It is given that leaves are beneficial in the composting process. But the benefits of it don’t end within your compost soil. It even affects other activities outside composting. Using leaves as a compost material is undoubtedly popular for a reason.
Here are some of the advantages of composting with leaves.
We are talking about leaves here, and you can almost get it anywhere as long as there is a tree. A leaf compost cuts you off from unprofitable expenses. To begin with, composting was always free and was never an expensive hobby or business. It is accessible for everyone as long as you have enough knowledge about it.
Leaves used in composting are only the ones fallen from trees. The brown leaves are the best for creating healthy soil as it provides pure carbon-rich nutrients. In the process of collecting brown leaves falling from trees, you’re also cleaning up the mess caused by it. You are creating a cleaner environment as you make healthier soil. This is simply hitting two birds with one stone.
No Complicated Process Involved
Brown leaves in composting serve as an organic mulch. It’s as simple as putting leaves on top of your compost soil; there’s no need to go through a complex process. Having organic mulch doesn’t just moisturize your compost soil but also improves its fertility aptitude.
Aids Compost Bin
The idea behind the compost bin is to let organic materials decay naturally over time. But it does have necessary conditions to follow. The container must have enough breathing grounds for air to come inside and out freely. This also lets beneficial microorganisms multiply and help with the breaking down of organic materials. Adding leaves into the top layer of your compost bin aids with the regulation of the balance of moisture and temperature needed by the organic materials.
The Bad Side Of A Leaf Compost
Composting with leaves is indisputable in terms of convenience.
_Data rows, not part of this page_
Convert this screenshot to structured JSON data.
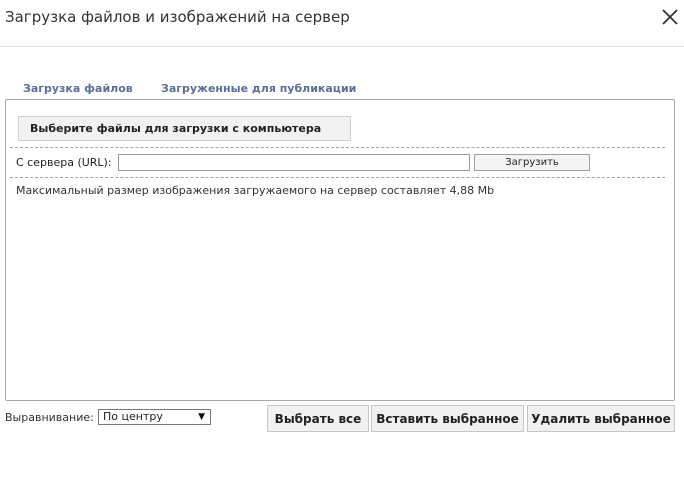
{
  "dialog": {
    "title": "Загрузка файлов и изображений на сервер"
  },
  "tabs": [
    {
      "label": "Загрузка файлов"
    },
    {
      "label": "Загруженные для публикации"
    }
  ],
  "upload": {
    "choose_files_label": "Выберите файлы для загрузки с компьютера",
    "url_label": "С сервера (URL):",
    "url_value": "",
    "url_button_label": "Загрузить",
    "max_size_text": "Максимальный размер изображения загружаемого на сервер составляет 4,88 Mb"
  },
  "footer": {
    "align_label": "Выравнивание:",
    "align_value": "По центру",
    "select_all_label": "Выбрать все",
    "insert_selected_label": "Вставить выбранное",
    "delete_selected_label": "Удалить выбранное"
  },
  "icons": {
    "close": "close-icon",
    "dropdown": "chevron-down-icon"
  }
}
However, the same with other methods, there is still a small disadvantage. Leaves contaminated with pathogens are not advisable to use in composting. Pathogens don’t just harm a person but also your healthy soil and plants. Not only does it toxify your soil but also your plants. Remember how we said that the microorganisms are necessary for having a healthy composting? We’re not generalizing as we only clarify that only beneficial microorganisms are needed; pathogens excluded. But don’t worry: pathogen contaminations are usually only present in leaves throughout the winter. If you mistakenly put contaminated leaves in your compost, toss them out right away to avoid spreading the infection. Then add warm materials to sterilize and kill the remaining pathogens in your compost.
How To Compost With Leaves
Leaves are simply the nutrients necessary to grow healthy soil. It came from a tree so it wouldn’t hurt either to use it in a reverse manner. Generally, composting needs carbon source materials to prosper. But, just as it requires carbon, it also needs nitrogen. Composting requires both carbon and nitrogen to be successful and enjoyable. Isn’t it true that there’s no fun if the results aren’t satisfying?
The most common way to use leaves in composting is as a top dressing in garden soil. You can simply cut the leaves into smaller pieces and scatter them around your garden. This will significantly accelerate the composting process. After cultivating in the spring, plant a covering layer on top, and it will be ready to use. Leaves can also be used in your compost bins as a natural moisture and temperature regulator for organic products. The leaves decompose over time and become one of the organic ingredients in your compost, making it healthier.
Leaves As Significant Materials In Composting
For experienced gardeners, leaves are significant materials in composting. They recreate the mess for others into a valuable composting product. Leaves act as the natural source of nutrients and fill up the amount of carbon needed by your garden soil. Leaves can also be used in your compost bins as a natural moisture and temperature regulator for organic products. They decompose over time and become part of the organic materials of your compost. Leaves contaminated with pathogens are not advisable to use in composting. Pathogens don’t just harm a person but also your healthy soil and plants. If you mistakenly put contaminated leaves in your compost, toss them out right away to avoid spreading the infection.